The latest rhino to be washed up on the river bank on 7 October, followed two days later by a rhino that fell into the Balmiki-Gandaki irrigation canal and drowned.

One of the rhinos is believed to have been shot on 10 September by poachers taking advantage of the lockdown, the first such instance after four years of zero rhino poaching in Nepal. Rhinos have been rescued from the brink of extinction in Nepal’s Tarai plains, and now number 605 in Chitwan alone, with a dozen more in Bardia National Park.

“The rhinos have overcome many threats, but climate change has brought about a new challenge,” explains Shantaraj Gyawali, who did his PhD on rhino conservation. He says erratic weather, including heavy rains and floods during the monsoon and prolonged drought in the dry season have altered the rhino’s riverine habitat.

Rhinos, tigers and other species that need watering holes in the dry season are suffering because many of them have gone dry. Part of the reason is increasingly erratic weather with too much rain the monsoon, and too little in spring. The water table has also gone down due to over-extraction of groundwater by farmers outside the park.

The Department of National Parks and Wildlife Conservation has dug 500 ponds in the Tarai parks, with another 200 being readied for coming dry season. It has also tried to restore native grass in the floodplain grazing area of rhinos, and other ungulates that are prey for tigers and other carnivores.

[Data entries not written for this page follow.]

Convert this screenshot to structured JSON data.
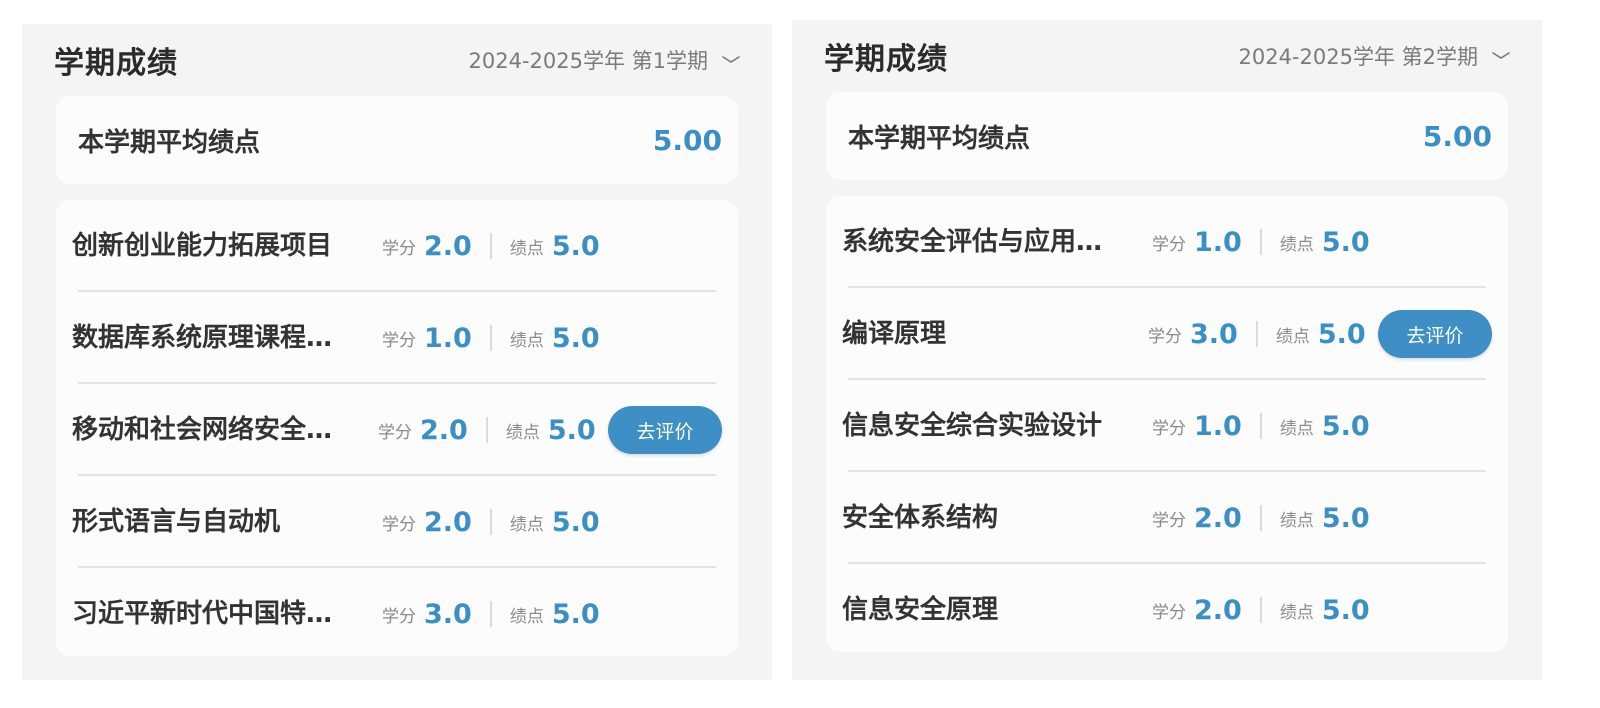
{
  "panels": [
    {
      "title": "学期成绩",
      "term": "2024-2025学年 第1学期",
      "gpa_label": "本学期平均绩点",
      "gpa_value": "5.00",
      "credit_label": "学分",
      "grade_label": "绩点",
      "courses": [
        {
          "name": "创新创业能力拓展项目",
          "credit": "2.0",
          "grade": "5.0"
        },
        {
          "name": "数据库系统原理课程…",
          "credit": "1.0",
          "grade": "5.0"
        },
        {
          "name": "移动和社会网络安全…",
          "credit": "2.0",
          "grade": "5.0",
          "action": "去评价"
        },
        {
          "name": "形式语言与自动机",
          "credit": "2.0",
          "grade": "5.0"
        },
        {
          "name": "习近平新时代中国特…",
          "credit": "3.0",
          "grade": "5.0"
        }
      ]
    },
    {
      "title": "学期成绩",
      "term": "2024-2025学年 第2学期",
      "gpa_label": "本学期平均绩点",
      "gpa_value": "5.00",
      "credit_label": "学分",
      "grade_label": "绩点",
      "courses": [
        {
          "name": "系统安全评估与应用…",
          "credit": "1.0",
          "grade": "5.0"
        },
        {
          "name": "编译原理",
          "credit": "3.0",
          "grade": "5.0",
          "action": "去评价"
        },
        {
          "name": "信息安全综合实验设计",
          "credit": "1.0",
          "grade": "5.0"
        },
        {
          "name": "安全体系结构",
          "credit": "2.0",
          "grade": "5.0"
        },
        {
          "name": "信息安全原理",
          "credit": "2.0",
          "grade": "5.0"
        }
      ]
    }
  ],
  "colors": {
    "accent": "#3a8fc4",
    "panel_bg": "#f4f4f4",
    "card_bg": "#fcfcfc"
  },
  "icons": {
    "term_dropdown": "chevron-down-icon"
  }
}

The drowning deaths of rhinos this monsoon season has worried Chitwan National Park authorities, who blame unprecedented heavy rainfall probably due to climate change.

Eight rainfall measurement stations across Nepal this year registered record-breaking precipitation. Of these, seven were in the upper reaches of the Narayani River watershed in Kaski, Baglung, Syangja, and Parbat.

Kaski district registered a record-breaking 4,519mm of rain in July-September, 33% higher than normal. Lamjung and Kusma district also saw highest-ever rainfall ever recorded. Chitwan itself had 3,130mm of rain this year, much higher than the annual average of 2,450mm.

All this rain was funnelled down to the Narayani through tributaries, to inundate the grasslands and forests of Chitwan National Park, catching many wild animals unawares.

“When rhinos die of natural causes, we are not overly worried,” says Ashok Ram of Chitwan National Park. “But when rhinos drown, or are washed down to India by floods then it raises alarm bells.”

Indeed, in 2017 a sudden flood on the Rapti and Narayani rivers swept away wildlife, including rhinos, across the border to the Balmiki Tiger Reserve in India. Nine of the rhinos were repatriated to Chitwan a few months later. Another rhino that had been missing was finally traced, tranquilised and returned to Nepal in August.

There is no indication whether this year’s floods also washed rhinos to India, but the increasing frequency and intensity of floods is worrying Nepal’s conservationists, who blame climate change.

In addition, new invasive plant species have replaced the favourite grass fodder for rhinos, wallows have gone dry, driving rhinos out of the park into Chitwan’s tourist towns like Sauraha and Meghauli.

In fact, the sight of rhinos roaming through streets have become a tourist attraction. With it, there have also been instances of rhinos being electrocuted or poisoned by buffer zone farmers fearing loss of crops.

Ashok Ram of Chitwan National Park says he has noticed rhinos now moving from the east to the western edges of the park: “We do not know why this is happening, but they could be searching for better grazing or watering holes.”

The tall grass along the floodplains and oxbow lakes along the Rapti and Narayani Rivers are being replaced by invasive species like mikania vines, banmara, and new plant varieties that are favoured by rising global average temperatures.

Adds Ram: “Climate change threatens to undo Nepal’s success story in rhino and nature conservation.”